Start of RECORD EXTRACTS

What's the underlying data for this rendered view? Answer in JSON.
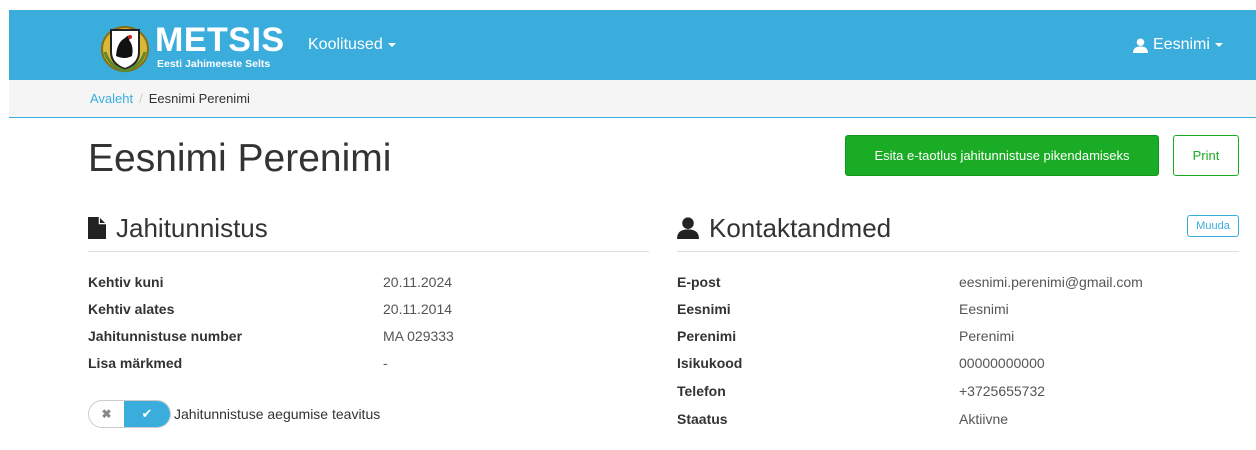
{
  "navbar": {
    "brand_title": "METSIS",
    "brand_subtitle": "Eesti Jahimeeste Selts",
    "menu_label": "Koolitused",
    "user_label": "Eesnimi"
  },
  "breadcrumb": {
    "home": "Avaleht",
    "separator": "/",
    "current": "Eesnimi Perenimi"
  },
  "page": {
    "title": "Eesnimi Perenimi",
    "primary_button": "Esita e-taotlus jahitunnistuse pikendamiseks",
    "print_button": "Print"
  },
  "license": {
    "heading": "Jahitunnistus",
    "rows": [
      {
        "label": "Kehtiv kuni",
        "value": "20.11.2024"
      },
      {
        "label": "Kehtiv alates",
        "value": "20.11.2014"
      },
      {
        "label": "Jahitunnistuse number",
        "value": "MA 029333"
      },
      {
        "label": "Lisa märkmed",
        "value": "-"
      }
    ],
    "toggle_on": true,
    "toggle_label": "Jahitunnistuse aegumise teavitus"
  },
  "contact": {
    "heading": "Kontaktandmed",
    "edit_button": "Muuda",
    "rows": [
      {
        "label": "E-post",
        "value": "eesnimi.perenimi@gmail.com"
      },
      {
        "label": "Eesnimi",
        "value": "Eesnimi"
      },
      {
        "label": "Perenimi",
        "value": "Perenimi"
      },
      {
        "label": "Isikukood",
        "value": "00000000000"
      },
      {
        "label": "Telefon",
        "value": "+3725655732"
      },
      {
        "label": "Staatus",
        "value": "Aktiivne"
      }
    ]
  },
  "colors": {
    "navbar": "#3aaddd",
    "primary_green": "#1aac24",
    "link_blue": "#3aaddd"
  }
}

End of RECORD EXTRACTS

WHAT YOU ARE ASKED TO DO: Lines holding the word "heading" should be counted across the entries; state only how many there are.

PROBLEM SOLUTION: 2